### PROBLEM DESCRIPTION
Filter these entries, keeping only lines that hold the word "连发按键".

------------------------------------------------------------

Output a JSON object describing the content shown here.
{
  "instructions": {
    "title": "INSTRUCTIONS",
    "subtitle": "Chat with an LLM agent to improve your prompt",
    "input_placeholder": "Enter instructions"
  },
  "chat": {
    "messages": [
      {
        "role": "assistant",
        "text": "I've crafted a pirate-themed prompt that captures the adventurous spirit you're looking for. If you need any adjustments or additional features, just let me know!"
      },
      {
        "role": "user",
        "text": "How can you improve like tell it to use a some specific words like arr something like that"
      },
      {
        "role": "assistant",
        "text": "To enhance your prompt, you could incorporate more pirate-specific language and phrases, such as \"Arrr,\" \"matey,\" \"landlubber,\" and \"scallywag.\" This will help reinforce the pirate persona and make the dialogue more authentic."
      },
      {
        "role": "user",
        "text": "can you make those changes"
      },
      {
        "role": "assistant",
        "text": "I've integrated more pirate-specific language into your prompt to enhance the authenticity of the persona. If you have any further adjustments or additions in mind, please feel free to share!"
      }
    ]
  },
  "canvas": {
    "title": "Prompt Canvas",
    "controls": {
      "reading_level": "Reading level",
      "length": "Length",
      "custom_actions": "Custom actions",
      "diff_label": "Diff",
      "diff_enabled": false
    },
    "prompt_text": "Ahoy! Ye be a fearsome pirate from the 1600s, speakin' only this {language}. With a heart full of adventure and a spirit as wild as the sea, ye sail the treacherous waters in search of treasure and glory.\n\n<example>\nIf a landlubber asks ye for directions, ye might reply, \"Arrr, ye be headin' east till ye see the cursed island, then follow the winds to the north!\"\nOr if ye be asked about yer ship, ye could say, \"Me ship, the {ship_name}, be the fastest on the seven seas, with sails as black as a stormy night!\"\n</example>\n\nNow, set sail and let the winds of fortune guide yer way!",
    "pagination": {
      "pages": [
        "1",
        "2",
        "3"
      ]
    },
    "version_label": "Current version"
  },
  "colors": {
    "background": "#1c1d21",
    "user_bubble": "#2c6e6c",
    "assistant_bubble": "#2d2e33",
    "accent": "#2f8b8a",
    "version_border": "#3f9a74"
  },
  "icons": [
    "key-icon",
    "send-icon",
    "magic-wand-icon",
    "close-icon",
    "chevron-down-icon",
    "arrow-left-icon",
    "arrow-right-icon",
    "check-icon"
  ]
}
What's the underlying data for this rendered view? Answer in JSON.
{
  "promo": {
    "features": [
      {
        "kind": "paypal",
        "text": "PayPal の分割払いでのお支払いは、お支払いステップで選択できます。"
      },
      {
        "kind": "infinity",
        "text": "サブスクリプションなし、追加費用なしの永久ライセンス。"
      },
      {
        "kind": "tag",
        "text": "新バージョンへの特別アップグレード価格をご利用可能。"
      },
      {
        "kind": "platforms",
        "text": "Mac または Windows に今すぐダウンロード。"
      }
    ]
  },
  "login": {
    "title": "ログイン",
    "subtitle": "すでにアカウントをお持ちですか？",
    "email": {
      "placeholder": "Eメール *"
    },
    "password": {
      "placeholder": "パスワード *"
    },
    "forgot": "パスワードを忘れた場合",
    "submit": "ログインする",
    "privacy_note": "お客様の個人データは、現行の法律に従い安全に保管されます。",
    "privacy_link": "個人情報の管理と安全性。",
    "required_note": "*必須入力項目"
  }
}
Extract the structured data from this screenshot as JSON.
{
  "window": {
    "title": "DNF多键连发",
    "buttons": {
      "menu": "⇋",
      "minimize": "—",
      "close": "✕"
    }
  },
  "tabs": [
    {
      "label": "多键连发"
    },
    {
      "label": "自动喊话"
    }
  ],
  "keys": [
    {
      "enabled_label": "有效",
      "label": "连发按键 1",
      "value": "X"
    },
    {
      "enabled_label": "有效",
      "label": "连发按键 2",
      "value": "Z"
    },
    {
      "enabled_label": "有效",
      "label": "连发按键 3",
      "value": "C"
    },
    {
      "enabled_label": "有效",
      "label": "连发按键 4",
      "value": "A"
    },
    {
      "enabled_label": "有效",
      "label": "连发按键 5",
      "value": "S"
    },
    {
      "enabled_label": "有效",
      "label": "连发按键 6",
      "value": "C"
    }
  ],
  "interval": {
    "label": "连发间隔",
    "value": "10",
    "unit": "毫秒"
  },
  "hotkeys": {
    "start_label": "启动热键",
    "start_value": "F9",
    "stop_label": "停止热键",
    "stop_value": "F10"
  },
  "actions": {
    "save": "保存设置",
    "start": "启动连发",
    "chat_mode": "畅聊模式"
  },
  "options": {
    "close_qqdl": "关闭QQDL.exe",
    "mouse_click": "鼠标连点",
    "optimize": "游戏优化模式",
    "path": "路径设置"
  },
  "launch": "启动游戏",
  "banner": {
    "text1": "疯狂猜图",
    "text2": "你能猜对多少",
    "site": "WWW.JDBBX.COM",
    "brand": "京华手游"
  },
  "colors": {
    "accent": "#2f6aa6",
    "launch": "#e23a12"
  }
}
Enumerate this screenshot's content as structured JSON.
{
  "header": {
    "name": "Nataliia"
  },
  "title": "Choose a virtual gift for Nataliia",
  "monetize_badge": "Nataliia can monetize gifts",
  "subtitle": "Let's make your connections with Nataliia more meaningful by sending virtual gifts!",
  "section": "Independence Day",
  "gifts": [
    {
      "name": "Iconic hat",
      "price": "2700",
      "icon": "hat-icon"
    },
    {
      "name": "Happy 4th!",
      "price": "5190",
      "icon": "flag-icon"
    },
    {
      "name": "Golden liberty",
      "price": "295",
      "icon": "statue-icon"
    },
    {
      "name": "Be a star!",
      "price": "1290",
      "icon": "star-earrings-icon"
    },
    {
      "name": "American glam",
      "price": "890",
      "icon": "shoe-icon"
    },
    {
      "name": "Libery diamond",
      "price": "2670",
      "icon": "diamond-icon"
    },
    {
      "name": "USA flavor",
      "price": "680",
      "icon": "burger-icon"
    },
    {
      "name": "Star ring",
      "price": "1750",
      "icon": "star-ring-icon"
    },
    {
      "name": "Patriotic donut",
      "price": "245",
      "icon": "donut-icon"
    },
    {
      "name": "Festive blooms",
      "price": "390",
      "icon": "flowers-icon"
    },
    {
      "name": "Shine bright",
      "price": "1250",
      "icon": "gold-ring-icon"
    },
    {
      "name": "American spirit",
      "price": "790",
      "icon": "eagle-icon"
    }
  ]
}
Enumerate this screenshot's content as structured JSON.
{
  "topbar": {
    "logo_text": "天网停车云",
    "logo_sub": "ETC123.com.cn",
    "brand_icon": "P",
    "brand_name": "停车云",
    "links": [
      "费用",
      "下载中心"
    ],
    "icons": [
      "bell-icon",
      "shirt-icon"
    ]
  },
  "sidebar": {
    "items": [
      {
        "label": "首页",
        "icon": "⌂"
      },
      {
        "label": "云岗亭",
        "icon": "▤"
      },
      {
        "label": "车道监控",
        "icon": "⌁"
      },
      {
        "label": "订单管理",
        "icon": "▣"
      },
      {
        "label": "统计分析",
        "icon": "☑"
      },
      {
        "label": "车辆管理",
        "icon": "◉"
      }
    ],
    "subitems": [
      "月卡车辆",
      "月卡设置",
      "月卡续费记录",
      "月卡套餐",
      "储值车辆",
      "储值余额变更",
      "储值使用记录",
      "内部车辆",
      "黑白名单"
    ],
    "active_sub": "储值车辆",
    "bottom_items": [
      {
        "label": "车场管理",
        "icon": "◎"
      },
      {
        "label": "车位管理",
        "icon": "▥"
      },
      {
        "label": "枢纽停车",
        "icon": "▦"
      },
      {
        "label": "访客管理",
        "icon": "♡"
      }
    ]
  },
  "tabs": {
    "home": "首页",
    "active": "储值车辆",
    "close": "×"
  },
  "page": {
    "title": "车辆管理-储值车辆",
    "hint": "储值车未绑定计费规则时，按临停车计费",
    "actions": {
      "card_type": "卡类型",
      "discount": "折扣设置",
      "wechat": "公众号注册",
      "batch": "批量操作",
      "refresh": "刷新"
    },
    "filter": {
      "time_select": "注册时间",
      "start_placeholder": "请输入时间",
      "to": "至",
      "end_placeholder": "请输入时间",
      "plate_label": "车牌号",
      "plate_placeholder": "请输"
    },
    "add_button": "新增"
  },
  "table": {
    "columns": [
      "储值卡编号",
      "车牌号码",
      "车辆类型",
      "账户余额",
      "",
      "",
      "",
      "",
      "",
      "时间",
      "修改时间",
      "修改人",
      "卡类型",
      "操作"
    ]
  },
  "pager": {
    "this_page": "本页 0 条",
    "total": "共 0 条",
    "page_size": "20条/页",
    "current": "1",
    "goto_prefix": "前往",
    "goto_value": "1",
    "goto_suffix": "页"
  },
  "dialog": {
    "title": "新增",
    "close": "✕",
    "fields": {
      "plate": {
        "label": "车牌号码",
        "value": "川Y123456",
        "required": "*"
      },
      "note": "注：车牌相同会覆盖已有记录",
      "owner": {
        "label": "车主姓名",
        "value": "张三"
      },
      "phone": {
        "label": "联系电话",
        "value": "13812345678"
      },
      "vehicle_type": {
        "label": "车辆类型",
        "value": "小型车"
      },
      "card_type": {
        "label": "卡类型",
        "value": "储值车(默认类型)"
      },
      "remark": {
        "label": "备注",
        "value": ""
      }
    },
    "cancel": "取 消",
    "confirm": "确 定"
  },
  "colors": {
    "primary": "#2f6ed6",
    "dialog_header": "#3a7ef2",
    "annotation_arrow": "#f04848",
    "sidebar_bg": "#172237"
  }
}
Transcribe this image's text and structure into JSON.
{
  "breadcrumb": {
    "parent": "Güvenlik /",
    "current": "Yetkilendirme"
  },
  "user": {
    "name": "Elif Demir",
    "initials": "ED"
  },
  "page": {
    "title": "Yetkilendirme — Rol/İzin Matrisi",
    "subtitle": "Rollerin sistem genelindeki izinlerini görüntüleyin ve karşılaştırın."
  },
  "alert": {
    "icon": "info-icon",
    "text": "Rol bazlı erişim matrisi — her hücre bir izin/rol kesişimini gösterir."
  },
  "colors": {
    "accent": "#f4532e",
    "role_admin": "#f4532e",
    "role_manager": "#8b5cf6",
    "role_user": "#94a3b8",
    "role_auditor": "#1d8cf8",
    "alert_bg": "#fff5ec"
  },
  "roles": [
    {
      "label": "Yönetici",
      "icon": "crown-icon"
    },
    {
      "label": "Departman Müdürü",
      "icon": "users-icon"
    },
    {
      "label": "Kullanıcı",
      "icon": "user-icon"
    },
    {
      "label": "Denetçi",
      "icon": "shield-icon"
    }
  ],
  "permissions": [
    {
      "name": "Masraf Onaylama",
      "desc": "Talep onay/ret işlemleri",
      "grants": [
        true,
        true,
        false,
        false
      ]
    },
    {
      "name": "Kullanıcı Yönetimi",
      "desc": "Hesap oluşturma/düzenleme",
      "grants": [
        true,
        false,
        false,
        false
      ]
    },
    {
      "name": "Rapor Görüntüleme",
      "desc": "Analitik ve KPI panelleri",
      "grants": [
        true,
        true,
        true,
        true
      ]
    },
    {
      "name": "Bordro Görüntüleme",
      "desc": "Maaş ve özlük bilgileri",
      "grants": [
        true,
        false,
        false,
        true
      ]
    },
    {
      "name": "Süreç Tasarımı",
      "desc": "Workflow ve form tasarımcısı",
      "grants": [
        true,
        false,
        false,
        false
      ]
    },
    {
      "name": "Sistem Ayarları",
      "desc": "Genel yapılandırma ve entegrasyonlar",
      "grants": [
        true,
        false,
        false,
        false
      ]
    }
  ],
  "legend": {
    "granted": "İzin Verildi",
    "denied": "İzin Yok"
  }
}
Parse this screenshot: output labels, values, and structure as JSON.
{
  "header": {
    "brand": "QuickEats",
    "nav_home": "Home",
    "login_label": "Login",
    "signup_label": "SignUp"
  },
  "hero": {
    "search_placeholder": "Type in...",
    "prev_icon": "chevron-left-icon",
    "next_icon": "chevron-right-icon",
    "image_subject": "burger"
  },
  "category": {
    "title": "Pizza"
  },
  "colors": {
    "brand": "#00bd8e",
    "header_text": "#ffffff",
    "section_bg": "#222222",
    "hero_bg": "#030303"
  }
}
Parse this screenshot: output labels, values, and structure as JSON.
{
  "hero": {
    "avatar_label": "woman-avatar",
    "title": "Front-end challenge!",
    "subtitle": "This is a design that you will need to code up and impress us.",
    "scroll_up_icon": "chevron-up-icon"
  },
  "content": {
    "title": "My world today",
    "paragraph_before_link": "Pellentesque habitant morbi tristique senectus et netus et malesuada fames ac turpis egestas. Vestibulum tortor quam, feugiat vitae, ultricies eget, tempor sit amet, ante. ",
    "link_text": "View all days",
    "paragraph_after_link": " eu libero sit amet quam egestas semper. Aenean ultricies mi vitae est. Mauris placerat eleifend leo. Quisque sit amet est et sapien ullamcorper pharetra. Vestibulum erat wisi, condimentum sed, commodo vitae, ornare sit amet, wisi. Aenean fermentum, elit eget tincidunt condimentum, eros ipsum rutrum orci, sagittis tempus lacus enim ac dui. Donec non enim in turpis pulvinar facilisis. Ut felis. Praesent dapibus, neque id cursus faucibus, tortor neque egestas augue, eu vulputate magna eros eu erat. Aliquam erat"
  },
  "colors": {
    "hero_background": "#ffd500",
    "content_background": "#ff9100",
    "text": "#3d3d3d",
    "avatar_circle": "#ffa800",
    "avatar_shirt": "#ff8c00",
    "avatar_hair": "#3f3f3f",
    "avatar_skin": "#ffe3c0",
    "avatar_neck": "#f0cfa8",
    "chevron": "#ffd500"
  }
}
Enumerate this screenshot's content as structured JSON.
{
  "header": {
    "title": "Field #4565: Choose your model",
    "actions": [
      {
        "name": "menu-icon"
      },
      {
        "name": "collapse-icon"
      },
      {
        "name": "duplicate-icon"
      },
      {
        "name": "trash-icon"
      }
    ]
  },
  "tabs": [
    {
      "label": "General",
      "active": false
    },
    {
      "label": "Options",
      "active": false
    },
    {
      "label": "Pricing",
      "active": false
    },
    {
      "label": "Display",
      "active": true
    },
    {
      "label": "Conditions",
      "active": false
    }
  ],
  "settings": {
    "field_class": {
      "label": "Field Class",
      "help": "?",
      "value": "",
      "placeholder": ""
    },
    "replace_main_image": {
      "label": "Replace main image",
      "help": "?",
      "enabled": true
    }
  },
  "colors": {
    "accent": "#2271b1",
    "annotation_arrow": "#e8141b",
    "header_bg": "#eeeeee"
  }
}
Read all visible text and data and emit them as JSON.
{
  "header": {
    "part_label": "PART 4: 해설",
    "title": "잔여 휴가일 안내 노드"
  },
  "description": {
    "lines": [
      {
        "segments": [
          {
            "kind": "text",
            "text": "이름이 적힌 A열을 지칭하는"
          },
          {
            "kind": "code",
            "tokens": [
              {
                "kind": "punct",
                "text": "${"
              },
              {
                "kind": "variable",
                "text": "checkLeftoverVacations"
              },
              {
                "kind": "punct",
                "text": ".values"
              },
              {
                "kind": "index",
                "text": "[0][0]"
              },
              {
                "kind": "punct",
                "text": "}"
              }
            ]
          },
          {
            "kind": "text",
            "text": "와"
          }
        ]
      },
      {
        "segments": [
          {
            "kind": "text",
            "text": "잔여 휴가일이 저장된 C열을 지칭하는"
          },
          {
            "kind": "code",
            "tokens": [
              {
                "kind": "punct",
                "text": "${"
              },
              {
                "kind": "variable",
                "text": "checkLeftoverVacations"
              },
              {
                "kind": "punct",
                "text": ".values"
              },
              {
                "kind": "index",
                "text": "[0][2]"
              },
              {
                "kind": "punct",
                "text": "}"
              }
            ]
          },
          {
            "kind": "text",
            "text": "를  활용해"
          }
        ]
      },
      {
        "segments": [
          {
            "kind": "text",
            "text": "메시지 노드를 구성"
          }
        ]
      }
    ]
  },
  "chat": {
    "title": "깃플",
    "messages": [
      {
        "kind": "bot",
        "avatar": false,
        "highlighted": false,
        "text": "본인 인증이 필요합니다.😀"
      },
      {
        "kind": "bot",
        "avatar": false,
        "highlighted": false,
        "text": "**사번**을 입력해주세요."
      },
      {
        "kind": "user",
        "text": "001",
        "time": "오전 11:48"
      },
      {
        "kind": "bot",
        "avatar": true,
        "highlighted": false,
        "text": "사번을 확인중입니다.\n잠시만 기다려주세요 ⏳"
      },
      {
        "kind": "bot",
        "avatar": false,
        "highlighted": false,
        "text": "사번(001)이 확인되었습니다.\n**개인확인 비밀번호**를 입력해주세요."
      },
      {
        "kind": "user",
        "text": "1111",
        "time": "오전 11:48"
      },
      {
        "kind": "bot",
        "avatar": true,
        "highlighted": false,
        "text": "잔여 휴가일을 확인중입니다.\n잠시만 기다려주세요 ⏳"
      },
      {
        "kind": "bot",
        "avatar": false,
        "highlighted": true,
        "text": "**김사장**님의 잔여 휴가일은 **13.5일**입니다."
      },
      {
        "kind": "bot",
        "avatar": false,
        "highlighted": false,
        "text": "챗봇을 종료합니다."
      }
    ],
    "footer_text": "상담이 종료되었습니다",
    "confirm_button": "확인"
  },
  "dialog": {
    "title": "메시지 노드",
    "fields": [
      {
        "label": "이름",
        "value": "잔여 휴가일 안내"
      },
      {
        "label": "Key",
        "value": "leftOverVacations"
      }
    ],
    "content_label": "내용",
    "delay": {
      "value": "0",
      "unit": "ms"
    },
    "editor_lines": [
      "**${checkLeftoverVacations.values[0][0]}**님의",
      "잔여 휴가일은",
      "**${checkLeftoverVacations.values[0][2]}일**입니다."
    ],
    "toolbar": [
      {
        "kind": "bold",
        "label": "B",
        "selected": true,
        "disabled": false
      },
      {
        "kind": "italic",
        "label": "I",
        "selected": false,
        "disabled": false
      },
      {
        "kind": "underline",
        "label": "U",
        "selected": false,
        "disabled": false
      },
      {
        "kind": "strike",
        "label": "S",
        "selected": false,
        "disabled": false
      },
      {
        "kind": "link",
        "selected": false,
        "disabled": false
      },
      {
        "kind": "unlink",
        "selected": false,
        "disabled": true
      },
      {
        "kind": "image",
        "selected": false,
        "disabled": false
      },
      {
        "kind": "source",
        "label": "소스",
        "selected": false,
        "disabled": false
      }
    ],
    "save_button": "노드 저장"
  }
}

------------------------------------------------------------

### FINISHED EXERCISE
      "label": "连发按键 1",
      "label": "连发按键 2",
      "label": "连发按键 3",
      "label": "连发按键 4",
      "label": "连发按键 5",
      "label": "连发按键 6",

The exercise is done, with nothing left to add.